### Exercise objective
Copy out the entries word for word, leaving images aside.

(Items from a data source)
....
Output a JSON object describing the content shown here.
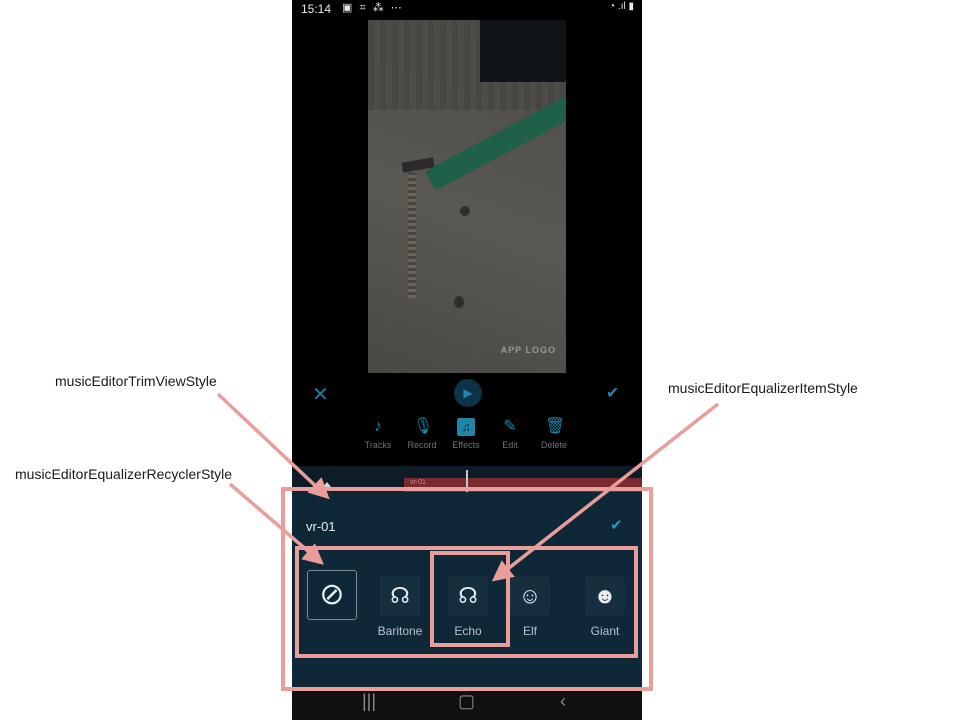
{
  "status_bar": {
    "time": "15:14",
    "left_icons": "▣ ⌗ ⁂ ⋯",
    "right_icons": "◔ .ıl ▮"
  },
  "video": {
    "watermark": "APP LOGO"
  },
  "controls": {
    "close_icon": "close-icon",
    "play_icon": "play-icon",
    "confirm_icon": "check-icon"
  },
  "toolbar": {
    "items": [
      {
        "label": "Tracks",
        "icon": "music-note-icon"
      },
      {
        "label": "Record",
        "icon": "microphone-icon"
      },
      {
        "label": "Effects",
        "icon": "effects-icon"
      },
      {
        "label": "Edit",
        "icon": "pencil-icon"
      },
      {
        "label": "Delete",
        "icon": "trash-icon"
      }
    ]
  },
  "timeline": {
    "clip_label": "vr-01"
  },
  "panel": {
    "title": "vr-01",
    "items": [
      {
        "label": "",
        "icon": "none-icon"
      },
      {
        "label": "Baritone",
        "icon": "baritone-icon"
      },
      {
        "label": "Echo",
        "icon": "echo-icon"
      },
      {
        "label": "Elf",
        "icon": "elf-icon"
      },
      {
        "label": "Giant",
        "icon": "giant-icon"
      }
    ]
  },
  "annotations": {
    "trim_view": "musicEditorTrimViewStyle",
    "recycler": "musicEditorEqualizerRecyclerStyle",
    "item": "musicEditorEqualizerItemStyle"
  },
  "colors": {
    "annotation": "#e99e9b",
    "accent": "#1f86a8",
    "panel_bg": "#0e2838"
  }
}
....
### Output of the exercise
Output a JSON object describing the content shown here.
{
  "status_bar": {
    "time": "15:14",
    "left_icons": "▣ ⌗ ⁂ ⋯",
    "right_icons": "◔ .ıl ▮"
  },
  "video": {
    "watermark": "APP LOGO"
  },
  "controls": {
    "close_icon": "close-icon",
    "play_icon": "play-icon",
    "confirm_icon": "check-icon"
  },
  "toolbar": {
    "items": [
      {
        "label": "Tracks",
        "icon": "music-note-icon"
      },
      {
        "label": "Record",
        "icon": "microphone-icon"
      },
      {
        "label": "Effects",
        "icon": "effects-icon"
      },
      {
        "label": "Edit",
        "icon": "pencil-icon"
      },
      {
        "label": "Delete",
        "icon": "trash-icon"
      }
    ]
  },
  "timeline": {
    "clip_label": "vr-01"
  },
  "panel": {
    "title": "vr-01",
    "items": [
      {
        "label": "",
        "icon": "none-icon"
      },
      {
        "label": "Baritone",
        "icon": "baritone-icon"
      },
      {
        "label": "Echo",
        "icon": "echo-icon"
      },
      {
        "label": "Elf",
        "icon": "elf-icon"
      },
      {
        "label": "Giant",
        "icon": "giant-icon"
      }
    ]
  },
  "annotations": {
    "trim_view": "musicEditorTrimViewStyle",
    "recycler": "musicEditorEqualizerRecyclerStyle",
    "item": "musicEditorEqualizerItemStyle"
  },
  "colors": {
    "annotation": "#e99e9b",
    "accent": "#1f86a8",
    "panel_bg": "#0e2838"
  }
}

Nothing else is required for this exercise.